───── TASK INPUTS ─────

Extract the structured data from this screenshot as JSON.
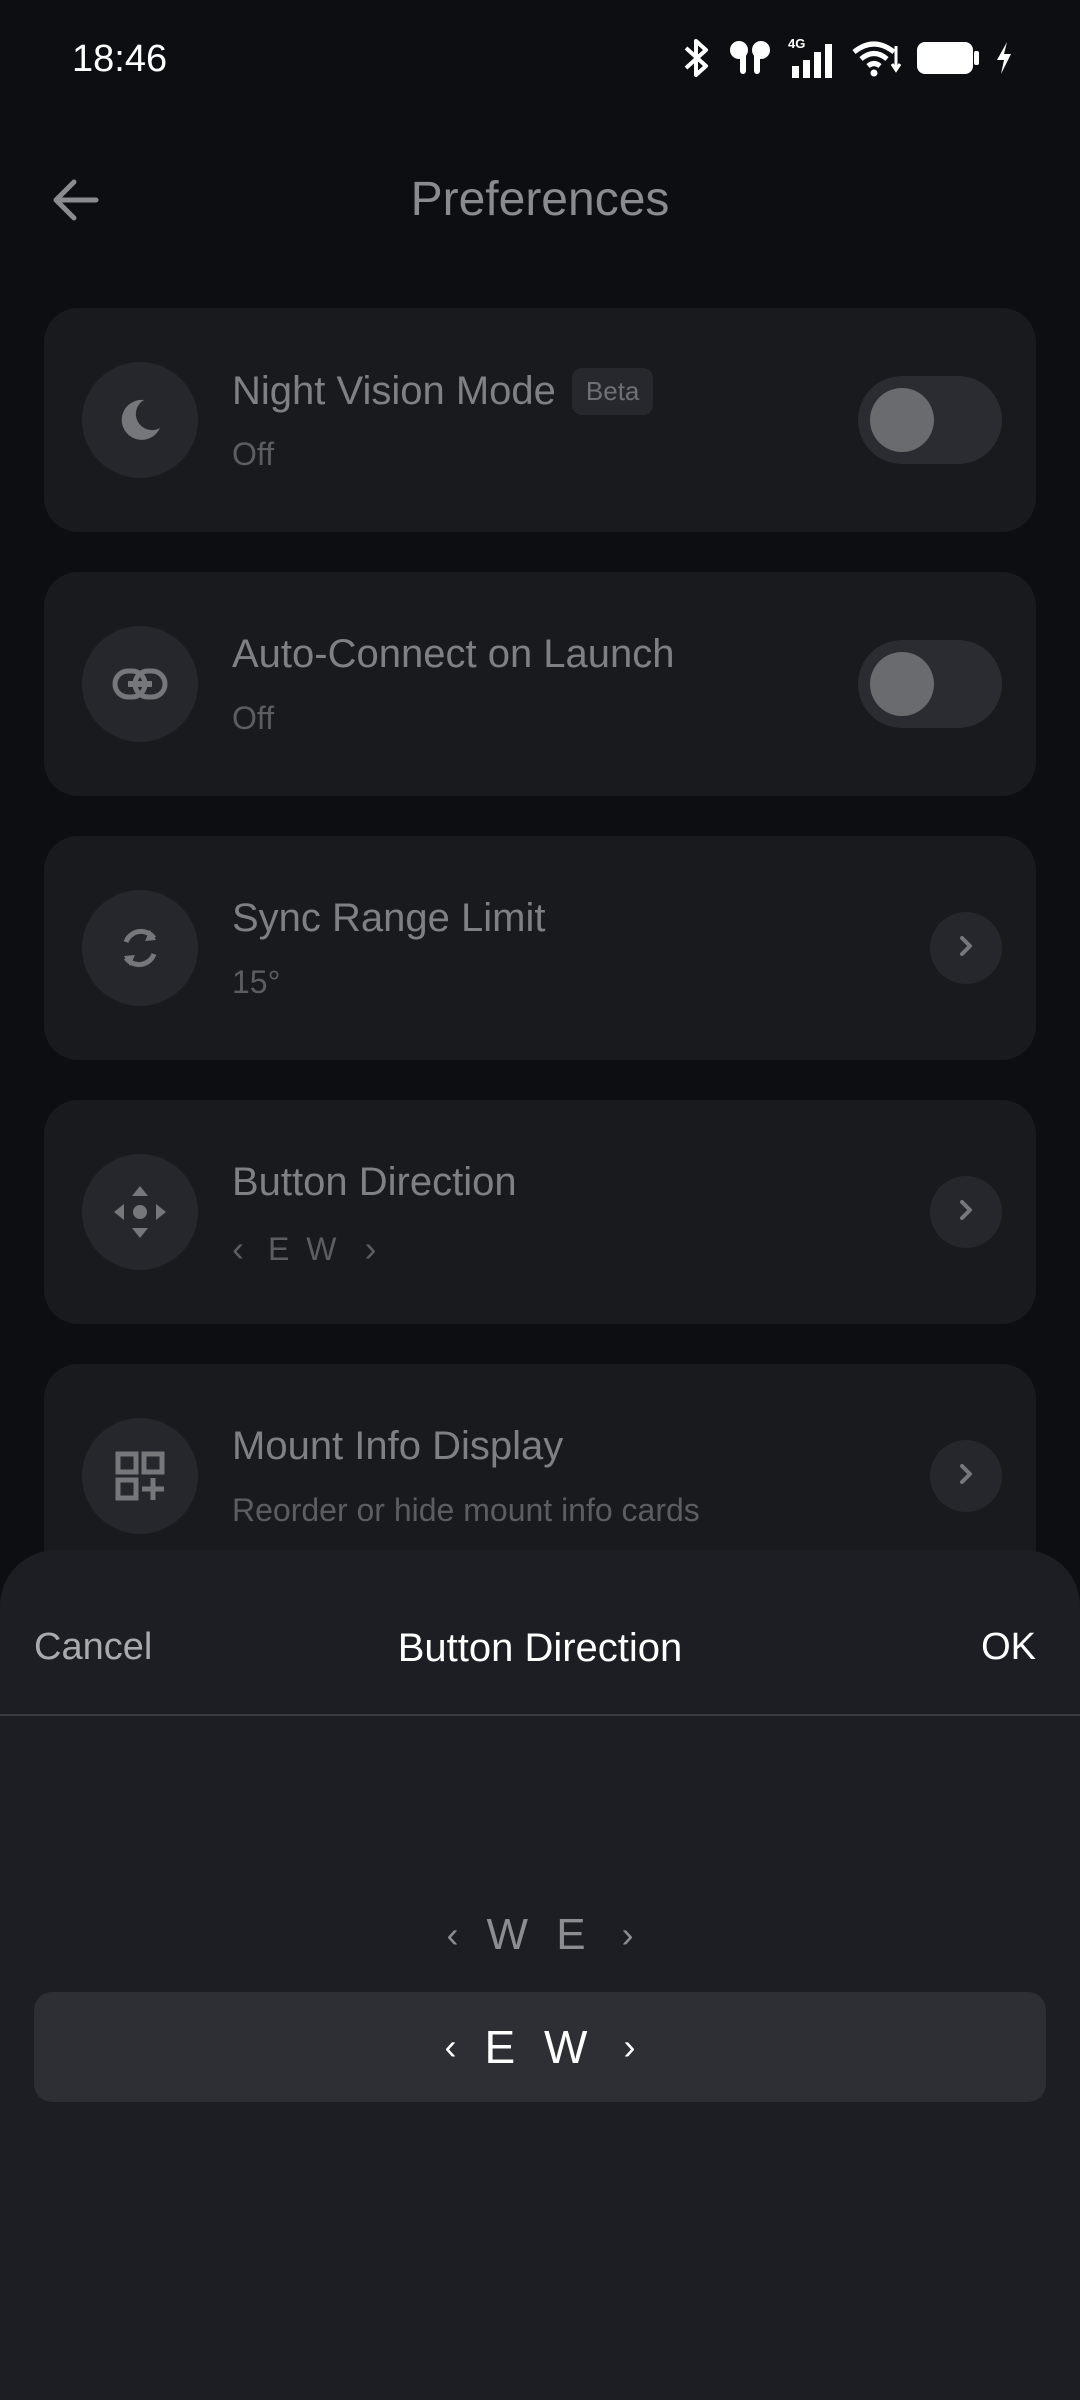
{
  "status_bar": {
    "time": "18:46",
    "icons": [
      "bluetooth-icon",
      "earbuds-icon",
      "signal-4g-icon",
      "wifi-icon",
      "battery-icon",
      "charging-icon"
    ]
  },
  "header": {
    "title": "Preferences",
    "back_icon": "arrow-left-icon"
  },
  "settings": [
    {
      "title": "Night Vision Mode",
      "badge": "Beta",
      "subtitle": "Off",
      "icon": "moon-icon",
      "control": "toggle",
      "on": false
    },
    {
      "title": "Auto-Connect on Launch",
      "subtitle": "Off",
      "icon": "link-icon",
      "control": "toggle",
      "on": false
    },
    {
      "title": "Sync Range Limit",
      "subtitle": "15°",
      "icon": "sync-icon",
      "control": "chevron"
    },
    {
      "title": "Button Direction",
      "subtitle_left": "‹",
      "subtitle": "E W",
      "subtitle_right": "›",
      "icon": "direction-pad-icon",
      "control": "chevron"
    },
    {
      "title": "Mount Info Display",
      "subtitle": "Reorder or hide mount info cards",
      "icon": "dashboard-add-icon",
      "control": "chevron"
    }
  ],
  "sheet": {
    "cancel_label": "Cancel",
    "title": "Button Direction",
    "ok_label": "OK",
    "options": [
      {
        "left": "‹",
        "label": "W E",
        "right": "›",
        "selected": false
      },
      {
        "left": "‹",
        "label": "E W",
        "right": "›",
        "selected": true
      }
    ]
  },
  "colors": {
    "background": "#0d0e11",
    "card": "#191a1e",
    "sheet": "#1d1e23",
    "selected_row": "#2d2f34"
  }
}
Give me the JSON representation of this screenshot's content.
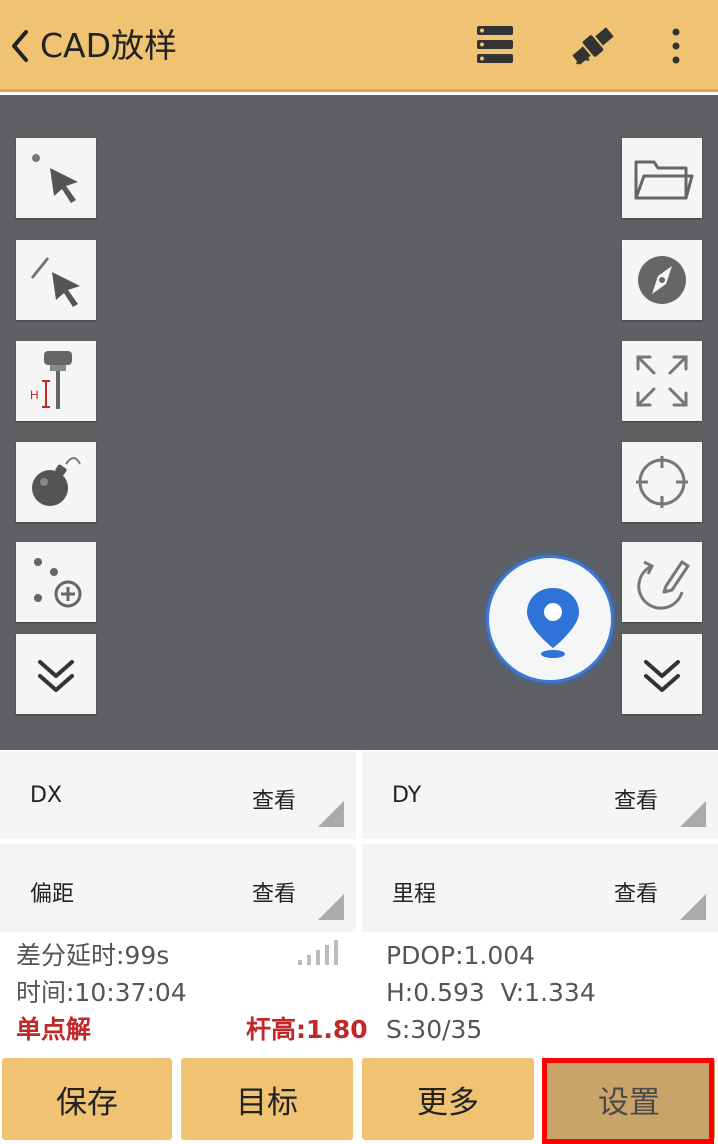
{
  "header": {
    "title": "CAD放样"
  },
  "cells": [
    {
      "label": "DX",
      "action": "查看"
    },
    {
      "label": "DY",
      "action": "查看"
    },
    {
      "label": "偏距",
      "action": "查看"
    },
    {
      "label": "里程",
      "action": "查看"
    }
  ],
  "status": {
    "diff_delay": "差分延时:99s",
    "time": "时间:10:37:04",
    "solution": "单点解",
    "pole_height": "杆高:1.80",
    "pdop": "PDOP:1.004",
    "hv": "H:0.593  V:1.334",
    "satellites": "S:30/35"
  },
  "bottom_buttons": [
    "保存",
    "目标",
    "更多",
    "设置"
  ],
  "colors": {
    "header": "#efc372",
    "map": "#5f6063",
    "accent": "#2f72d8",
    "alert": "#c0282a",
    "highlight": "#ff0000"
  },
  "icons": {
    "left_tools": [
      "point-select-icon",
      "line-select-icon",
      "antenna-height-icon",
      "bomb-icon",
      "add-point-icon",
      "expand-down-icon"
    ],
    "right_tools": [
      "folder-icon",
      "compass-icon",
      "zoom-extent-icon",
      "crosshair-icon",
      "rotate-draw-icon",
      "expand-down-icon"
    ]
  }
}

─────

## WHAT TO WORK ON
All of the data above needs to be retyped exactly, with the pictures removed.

## SOLUTION FOR THIS PROBLEM
Extract the structured data from this screenshot as JSON.
{
  "status_bar": {
    "time": "18:46",
    "icons": [
      "bluetooth-icon",
      "earbuds-icon",
      "signal-4g-icon",
      "wifi-icon",
      "battery-icon",
      "charging-icon"
    ]
  },
  "header": {
    "title": "Preferences",
    "back_icon": "arrow-left-icon"
  },
  "settings": [
    {
      "title": "Night Vision Mode",
      "badge": "Beta",
      "subtitle": "Off",
      "icon": "moon-icon",
      "control": "toggle",
      "on": false
    },
    {
      "title": "Auto-Connect on Launch",
      "subtitle": "Off",
      "icon": "link-icon",
      "control": "toggle",
      "on": false
    },
    {
      "title": "Sync Range Limit",
      "subtitle": "15°",
      "icon": "sync-icon",
      "control": "chevron"
    },
    {
      "title": "Button Direction",
      "subtitle_left": "‹",
      "subtitle": "E W",
      "subtitle_right": "›",
      "icon": "direction-pad-icon",
      "control": "chevron"
    },
    {
      "title": "Mount Info Display",
      "subtitle": "Reorder or hide mount info cards",
      "icon": "dashboard-add-icon",
      "control": "chevron"
    }
  ],
  "sheet": {
    "cancel_label": "Cancel",
    "title": "Button Direction",
    "ok_label": "OK",
    "options": [
      {
        "left": "‹",
        "label": "W E",
        "right": "›",
        "selected": false
      },
      {
        "left": "‹",
        "label": "E W",
        "right": "›",
        "selected": true
      }
    ]
  },
  "colors": {
    "background": "#0d0e11",
    "card": "#191a1e",
    "sheet": "#1d1e23",
    "selected_row": "#2d2f34"
  }
}
Give me the JSON representation of this screenshot's content.
{
  "header": {
    "title": "CAD放样"
  },
  "cells": [
    {
      "label": "DX",
      "action": "查看"
    },
    {
      "label": "DY",
      "action": "查看"
    },
    {
      "label": "偏距",
      "action": "查看"
    },
    {
      "label": "里程",
      "action": "查看"
    }
  ],
  "status": {
    "diff_delay": "差分延时:99s",
    "time": "时间:10:37:04",
    "solution": "单点解",
    "pole_height": "杆高:1.80",
    "pdop": "PDOP:1.004",
    "hv": "H:0.593  V:1.334",
    "satellites": "S:30/35"
  },
  "bottom_buttons": [
    "保存",
    "目标",
    "更多",
    "设置"
  ],
  "colors": {
    "header": "#efc372",
    "map": "#5f6063",
    "accent": "#2f72d8",
    "alert": "#c0282a",
    "highlight": "#ff0000"
  },
  "icons": {
    "left_tools": [
      "point-select-icon",
      "line-select-icon",
      "antenna-height-icon",
      "bomb-icon",
      "add-point-icon",
      "expand-down-icon"
    ],
    "right_tools": [
      "folder-icon",
      "compass-icon",
      "zoom-extent-icon",
      "crosshair-icon",
      "rotate-draw-icon",
      "expand-down-icon"
    ]
  }
}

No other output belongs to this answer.